The indictment accused Fox of wrongfully using his public office for personal gain relating to the contract with Schuler and Normap.

A business associate of Schuler's is alleged to have sent Fox $460,000 in 2002 which Fox used to pay off a $303,000 loan.

Fox allegedly failed to report the payments to the IRS.

Fox also assisted the now defunct Dynus Corporation with getting millions of dollars in loans from local banks, according to court documents.

Butler County Commissioner Chuck Furmon called the FBI when he became suspicious of the county's role in obtaining the loans for Dynus.

After learning about the plea, Furmon said, "When I called the FBI I didn't know who was involved or how many people. I commend the FBI and federal prosecutors.
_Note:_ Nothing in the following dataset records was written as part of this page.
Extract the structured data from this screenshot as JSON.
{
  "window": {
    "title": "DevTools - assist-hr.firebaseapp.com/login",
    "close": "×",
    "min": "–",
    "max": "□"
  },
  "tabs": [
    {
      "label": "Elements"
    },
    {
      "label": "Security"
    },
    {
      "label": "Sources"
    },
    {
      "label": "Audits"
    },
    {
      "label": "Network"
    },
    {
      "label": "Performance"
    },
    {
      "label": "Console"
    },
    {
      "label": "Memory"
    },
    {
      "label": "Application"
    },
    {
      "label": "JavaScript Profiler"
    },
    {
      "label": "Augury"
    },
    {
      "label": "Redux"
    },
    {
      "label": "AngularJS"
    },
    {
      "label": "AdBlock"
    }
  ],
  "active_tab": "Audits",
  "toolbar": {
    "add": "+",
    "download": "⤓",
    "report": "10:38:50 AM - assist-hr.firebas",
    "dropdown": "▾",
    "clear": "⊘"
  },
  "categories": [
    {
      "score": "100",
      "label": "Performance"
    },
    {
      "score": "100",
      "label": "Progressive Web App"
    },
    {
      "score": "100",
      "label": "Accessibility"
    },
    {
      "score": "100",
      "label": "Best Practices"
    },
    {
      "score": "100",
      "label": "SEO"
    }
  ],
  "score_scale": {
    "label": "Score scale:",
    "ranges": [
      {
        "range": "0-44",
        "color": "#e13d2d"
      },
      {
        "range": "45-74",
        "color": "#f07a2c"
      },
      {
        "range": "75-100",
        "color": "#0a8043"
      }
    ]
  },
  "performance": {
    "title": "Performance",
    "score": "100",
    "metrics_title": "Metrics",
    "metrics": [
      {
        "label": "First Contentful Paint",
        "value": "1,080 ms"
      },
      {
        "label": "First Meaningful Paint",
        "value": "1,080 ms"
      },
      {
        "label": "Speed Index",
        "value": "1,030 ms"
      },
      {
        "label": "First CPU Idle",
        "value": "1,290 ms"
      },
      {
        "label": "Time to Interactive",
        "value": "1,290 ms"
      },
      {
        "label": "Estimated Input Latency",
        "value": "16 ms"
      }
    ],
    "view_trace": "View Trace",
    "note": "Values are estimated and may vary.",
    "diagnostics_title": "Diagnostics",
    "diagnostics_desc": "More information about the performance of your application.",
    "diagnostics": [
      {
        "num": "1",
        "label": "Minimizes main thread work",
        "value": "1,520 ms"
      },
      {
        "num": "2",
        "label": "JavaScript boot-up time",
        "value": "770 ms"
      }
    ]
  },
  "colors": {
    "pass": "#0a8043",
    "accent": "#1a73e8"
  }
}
It took a lot of years to unravel a very complicated issue."

Former commissioner Greg Jolivette said, "Mike's whole career there were people who loved him and there were people who hated him. So, there are people who are really sad today and there's probably people who are drinking champagne."

Jolivette added that this is a sad day for Fox and the county but a good day for justice and the importance of holding politicians accountable.

The investigation resulted in guilty pleas from former Butler County Auditor Kay Rodgers, Dynus Vice President Jim Smith, and the conviction of former Dynus President Orlando Carter.

Schuler who was indicted for filing a false tax return and lying to a grand jury changed his plea of not guilty Wednesday afternoon at the same hearing.

Print this article Back to Top